Published: 29 October 2007



There is much debate concerning which ecological constraints are the most limiting factors to seedling recruitment in disturbed communities. We provide the first comparison between selective herbivory and plant competition effects among two post-mined forest ecosystems (primary succession) and one post-fire woodland ecosystem (secondary succession). Animal exclosure assessments of nine common species across eight sites were performed for comparison within three locations separated by up to 200 km. Additionally, we asked whether pre-browsed plants differed in nutrient content between or within species in the separate systems.


Among the nine common species, seven of these were affected by mammal herbivory while five shared a similar vulnerability to predation regardless of system. One species was limited by competition (planting density). There was a strong linear correlation between herbivore selectivity (% browsed) and impact (biomass loss) on the fertilized minesites, but not post-fire sites. Phosphorus and potassium were higher for most species in the post-mined system. Principal components analyses revealed that nutrients in shortest supply may be the most likely components of selection within each system. Among all locations, species with highest levels of phosphorus, ADF and leaf water content were often favoured, while high tannins and nitrogen content were generally selected against.

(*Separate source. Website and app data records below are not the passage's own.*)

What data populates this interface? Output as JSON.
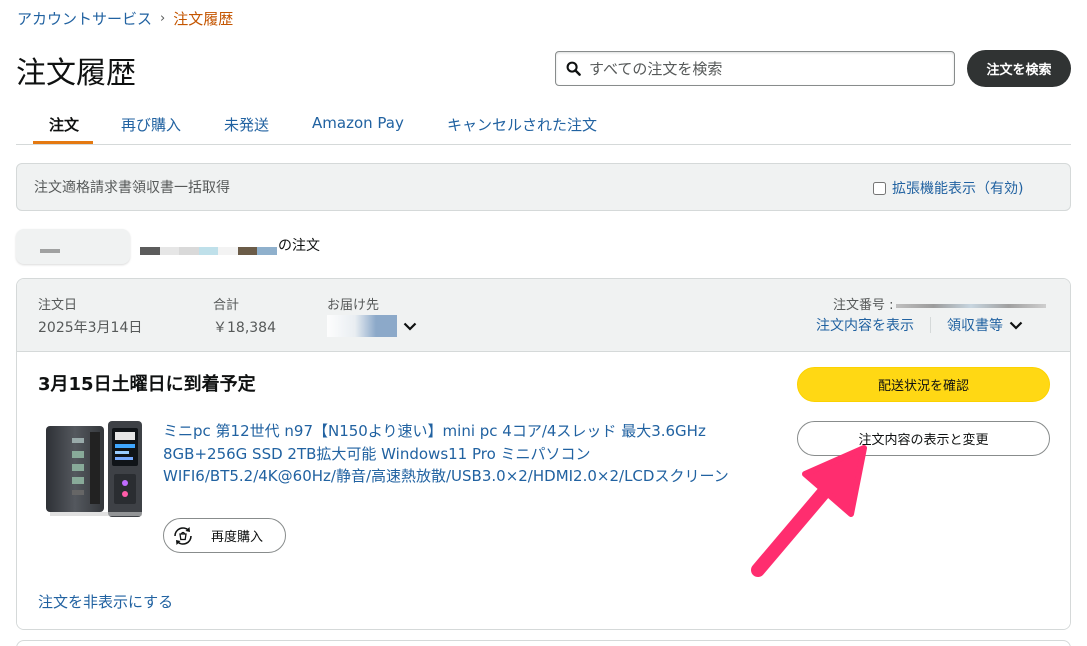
{
  "breadcrumb": {
    "parent": "アカウントサービス",
    "separator": "›",
    "current": "注文履歴"
  },
  "page_title": "注文履歴",
  "search": {
    "placeholder": "すべての注文を検索",
    "button_label": "注文を検索"
  },
  "tabs": [
    {
      "label": "注文",
      "active": true
    },
    {
      "label": "再び購入",
      "active": false
    },
    {
      "label": "未発送",
      "active": false
    },
    {
      "label": "Amazon Pay",
      "active": false
    },
    {
      "label": "キャンセルされた注文",
      "active": false
    }
  ],
  "invoice_bar": {
    "label": "注文適格請求書領収書一括取得",
    "extended_view_label": "拡張機能表示（有効)"
  },
  "order_count_suffix": "の注文",
  "order": {
    "date_label": "注文日",
    "date_value": "2025年3月14日",
    "total_label": "合計",
    "total_value": "￥18,384",
    "ship_to_label": "お届け先",
    "order_number_label": "注文番号 :",
    "view_details_link": "注文内容を表示",
    "receipt_link": "領収書等",
    "delivery_status": "3月15日土曜日に到着予定",
    "product_title": "ミニpc 第12世代 n97【N150より速い】mini pc 4コア/4スレッド 最大3.6GHz 8GB+256G SSD 2TB拡大可能 Windows11 Pro ミニパソコン WIFI6/BT5.2/4K@60Hz/静音/高速熱放散/USB3.0×2/HDMI2.0×2/LCDスクリーン",
    "rebuy_label": "再度購入",
    "track_label": "配送状況を確認",
    "view_edit_label": "注文内容の表示と変更",
    "hide_order_label": "注文を非表示にする"
  },
  "colors": {
    "link": "#2162a1",
    "breadcrumb_current": "#c45500",
    "tab_underline": "#e47911",
    "primary_button": "#ffd814",
    "search_button": "#303333",
    "annotation_arrow": "#ff2d6f"
  },
  "icons": {
    "search": "search-icon",
    "chevron": "chevron-down-icon",
    "rebuy": "rebuy-icon",
    "arrow": "annotation-arrow-icon"
  }
}
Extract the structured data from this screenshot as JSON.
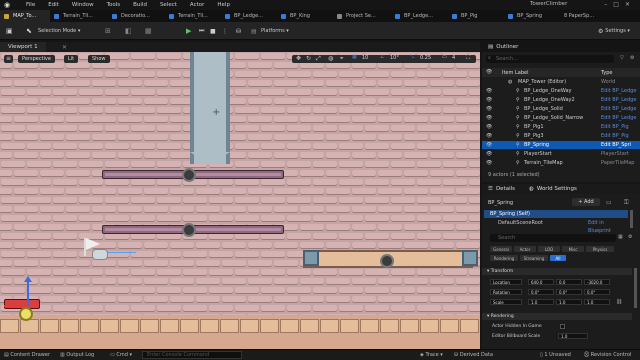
{
  "app": {
    "title": "TowerClimber"
  },
  "menu": [
    "File",
    "Edit",
    "Window",
    "Tools",
    "Build",
    "Select",
    "Actor",
    "Help"
  ],
  "tabs": [
    {
      "label": "MAP_To...",
      "active": true
    },
    {
      "label": "Terrain_Til...",
      "active": false
    },
    {
      "label": "Decoratio...",
      "active": false
    },
    {
      "label": "Terrain_Til...",
      "active": false
    },
    {
      "label": "BP_Ledge...",
      "active": false
    },
    {
      "label": "BP_King",
      "active": false
    },
    {
      "label": "Project Se...",
      "active": false
    },
    {
      "label": "BP_Ledge...",
      "active": false
    },
    {
      "label": "BP_Pig",
      "active": false
    },
    {
      "label": "BP_Spring",
      "active": false
    },
    {
      "label": "8 PaperSp...",
      "active": false
    }
  ],
  "toolbar": {
    "selection_mode": "Selection Mode",
    "platforms": "Platforms",
    "settings": "Settings"
  },
  "viewport": {
    "tab_label": "Viewport 1",
    "perspective": "Perspective",
    "lit": "Lit",
    "show": "Show",
    "grid_value": "10",
    "rot_value": "10°",
    "scale_value": "0.25",
    "cam_value": "4"
  },
  "outliner": {
    "title": "Outliner",
    "search_placeholder": "Search...",
    "col_label": "Item Label",
    "col_type": "Type",
    "actor_count": "9 actors (1 selected)",
    "rows": [
      {
        "label": "MAP_Tower (Editor)",
        "type": "World",
        "selected": false
      },
      {
        "label": "BP_Ledge_OneWay",
        "type": "Edit BP_Ledge",
        "selected": false
      },
      {
        "label": "BP_Ledge_OneWay2",
        "type": "Edit BP_Ledge",
        "selected": false
      },
      {
        "label": "BP_Ledge_Solid",
        "type": "Edit BP_Ledge",
        "selected": false
      },
      {
        "label": "BP_Ledge_Solid_Narrow",
        "type": "Edit BP_Ledge",
        "selected": false
      },
      {
        "label": "BP_Pig1",
        "type": "Edit BP_Pig",
        "selected": false
      },
      {
        "label": "BP_Pig3",
        "type": "Edit BP_Pig",
        "selected": false
      },
      {
        "label": "BP_Spring",
        "type": "Edit BP_Spri",
        "selected": true
      },
      {
        "label": "PlayerStart",
        "type": "PlayerStart",
        "selected": false
      },
      {
        "label": "Terrain_TileMap",
        "type": "PaperTileMap",
        "selected": false
      }
    ]
  },
  "details": {
    "tab_details": "Details",
    "tab_world": "World Settings",
    "object_name": "BP_Spring",
    "add_label": "+ Add",
    "self_label": "BP_Spring (Self)",
    "root_label": "DefaultSceneRoot",
    "edit_blueprint": "Edit in Blueprint",
    "search_placeholder": "Search",
    "filters": [
      "General",
      "Actor",
      "LOD",
      "Misc",
      "Physics",
      "Rendering",
      "Streaming",
      "All"
    ],
    "transform": {
      "section": "Transform",
      "location_label": "Location",
      "location": [
        "640.0",
        "0.0",
        "-3020.0"
      ],
      "rotation_label": "Rotation",
      "rotation": [
        "0.0°",
        "0.0°",
        "0.0°"
      ],
      "scale_label": "Scale",
      "scale": [
        "1.0",
        "1.0",
        "1.0"
      ]
    },
    "rendering": {
      "section": "Rendering",
      "hidden_label": "Actor Hidden In Game",
      "billboard_label": "Editor Billboard Scale",
      "billboard_value": "1.0"
    }
  },
  "status": {
    "content_drawer": "Content Drawer",
    "output_log": "Output Log",
    "cmd": "Cmd",
    "console_placeholder": "Enter Console Command",
    "trace": "Trace",
    "derived_data": "Derived Data",
    "unsaved": "1 Unsaved",
    "revision_control": "Revision Control"
  },
  "colors": {
    "selected": "#0e5ab3",
    "accent_blue": "#3a7bd5",
    "play_green": "#5cc85c"
  }
}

Herbivory, rather than seedling competition, was the limiting factor for plant performance among post-fire and post-mined reclamation areas. The post-fire seedlings were smaller and more water and nutrient limited, nevertheless browsing prevalence was equivalent at all locations with nearly all seedlings predated. Kangaroo density in the post-fire community declined from the beginning of the experiment, while numbers in the post-mined revegetation increased fourfold within one year. Differences in water and nutrient availability may explain why herbivores are more likely to be attracted to post-mined communities.